Despite the impressive discoveries made by creation scientists, there is still much work remaining to be done. For those considering a career in creation science, either professionally or as a lay advocate, there are questions still needing answers. One of these has to do with the origin of thick layers of salt within the strata, interspersed with other sedimentary layers and covering wide geographic areas.
The standard interpretation is that salt layers represent vast evaporation of salty seawater that was repeatedly trapped in lagoons or other pockets and then evaporated, leaving the salt behind. Over great ages of repeated fillings and dryings, the salt built up into thick and wide deposits. True enough, evaporating seawater does leave salt behind, but is this an adequate explanation for the immense beds of salt we see? Salt precipitates out of water because solvents can only hold a finite amount of dissolved salts. Hot water can hold more, but water under pressure does interesting things. As a general rule, the salt layers left behind from evaporating seawater are thin and contaminated with other minerals, wind-blown dust, plant fragments, etc. But the world's great salt layers are relatively free of contaminates, ready for use on roads, or easily cleanable and appropriate for consumption.
Salt beds today often cover immense areas. One salt bed from New York to Ohio covers an estimated 600,000 square miles and is hundreds of feet thick. How many times must an enclosed basin have been filled and then evaporated to produce such volumes of salt? Geologists admit there are essentially no modern counterparts to these ancient environments. Modern-day salt volcanoes on the sea floor or in places like the Red Sea might be a place to start,1 but the scale of past events dwarf those of the present. Can the evaporation model, or any model constrained by uniformitarian thinking, explain the great volumes of relatively pure salt, without other sediments, chemicals, organisms, etc.? There must be a better story to tell. Surely, something very different was happening in the past, something of great lateral extent and of great geologic potential. Maybe something like a worldwide flood.
Creationists have proposed a hydrothermal model for the origin of pure, thick salt beds. Admittedly, there is no modern analog for this either, but the Bible clearly sets the stage for something like this to happen. During the great Flood of Noah's day, "all the fountains of the great deep [were] broken up" (Genesis 7:11), spewing hot liquids into the deep oceans. This no doubt included magma, but perhaps also hot water containing dissolved chemicals, including salt-saturated brines. These super-heated, super-saturated waters would have lost their ability to retain their load when they encountered the cool oceans, and great layers of precipitated salts would result. There would be little opportunity for contaminants to enter.
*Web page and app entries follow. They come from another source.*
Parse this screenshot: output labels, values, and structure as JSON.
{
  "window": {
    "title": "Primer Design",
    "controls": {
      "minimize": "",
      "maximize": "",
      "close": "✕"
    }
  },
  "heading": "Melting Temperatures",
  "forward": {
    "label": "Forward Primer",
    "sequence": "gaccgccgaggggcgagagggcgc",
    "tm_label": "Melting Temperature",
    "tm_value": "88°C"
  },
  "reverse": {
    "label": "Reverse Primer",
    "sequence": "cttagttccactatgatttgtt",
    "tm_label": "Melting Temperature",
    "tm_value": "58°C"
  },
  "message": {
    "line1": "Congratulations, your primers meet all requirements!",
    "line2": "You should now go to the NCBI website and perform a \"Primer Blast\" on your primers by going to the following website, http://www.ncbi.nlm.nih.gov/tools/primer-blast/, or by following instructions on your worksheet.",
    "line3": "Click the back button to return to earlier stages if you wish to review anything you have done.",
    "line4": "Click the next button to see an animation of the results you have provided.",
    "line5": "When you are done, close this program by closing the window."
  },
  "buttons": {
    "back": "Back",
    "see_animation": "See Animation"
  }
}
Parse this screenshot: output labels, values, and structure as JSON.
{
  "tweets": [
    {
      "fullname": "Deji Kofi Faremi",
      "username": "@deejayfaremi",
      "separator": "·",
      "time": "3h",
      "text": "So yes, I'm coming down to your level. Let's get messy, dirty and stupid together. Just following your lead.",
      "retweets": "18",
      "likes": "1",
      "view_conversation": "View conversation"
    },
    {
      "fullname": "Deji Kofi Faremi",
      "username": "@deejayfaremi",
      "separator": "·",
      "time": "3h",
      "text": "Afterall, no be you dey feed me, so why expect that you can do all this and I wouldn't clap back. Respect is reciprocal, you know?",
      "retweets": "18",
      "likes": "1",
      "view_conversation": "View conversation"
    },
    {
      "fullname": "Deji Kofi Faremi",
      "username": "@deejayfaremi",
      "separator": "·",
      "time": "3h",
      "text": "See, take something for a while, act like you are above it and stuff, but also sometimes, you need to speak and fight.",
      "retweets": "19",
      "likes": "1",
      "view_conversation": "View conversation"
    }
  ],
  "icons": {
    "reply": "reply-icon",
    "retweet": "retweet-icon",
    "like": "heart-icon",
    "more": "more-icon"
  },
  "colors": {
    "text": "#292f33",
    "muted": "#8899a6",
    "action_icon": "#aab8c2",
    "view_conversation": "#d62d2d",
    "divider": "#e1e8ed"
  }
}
This model explains in general what is observed, but it has not been adequately tested, by creationists or evolutionists. Probably uniformitarian geologists are afraid of it, because they see no chance of explaining salt deposits with the limited processes possible today. The opportunity remains for a creationist researcher to tackle the task, putting catastrophist concepts to the test. After all, the Bible orders us to understand His creation, giving Him all the glory for what He has done. "Prove all things; hold fast that which is good" (1 Thessalonians 5:21).
- See Hovalnd, M. The Hydrothermal Salt Theory. Marine Geological Discoveries. Posted on martinhovland.com.
* Dr. Morris is President of the Institute for Creation Research.
Cite this article: Morris, J. 2010. Evaporites and the Flood. Acts & Facts. 39 (6): 17.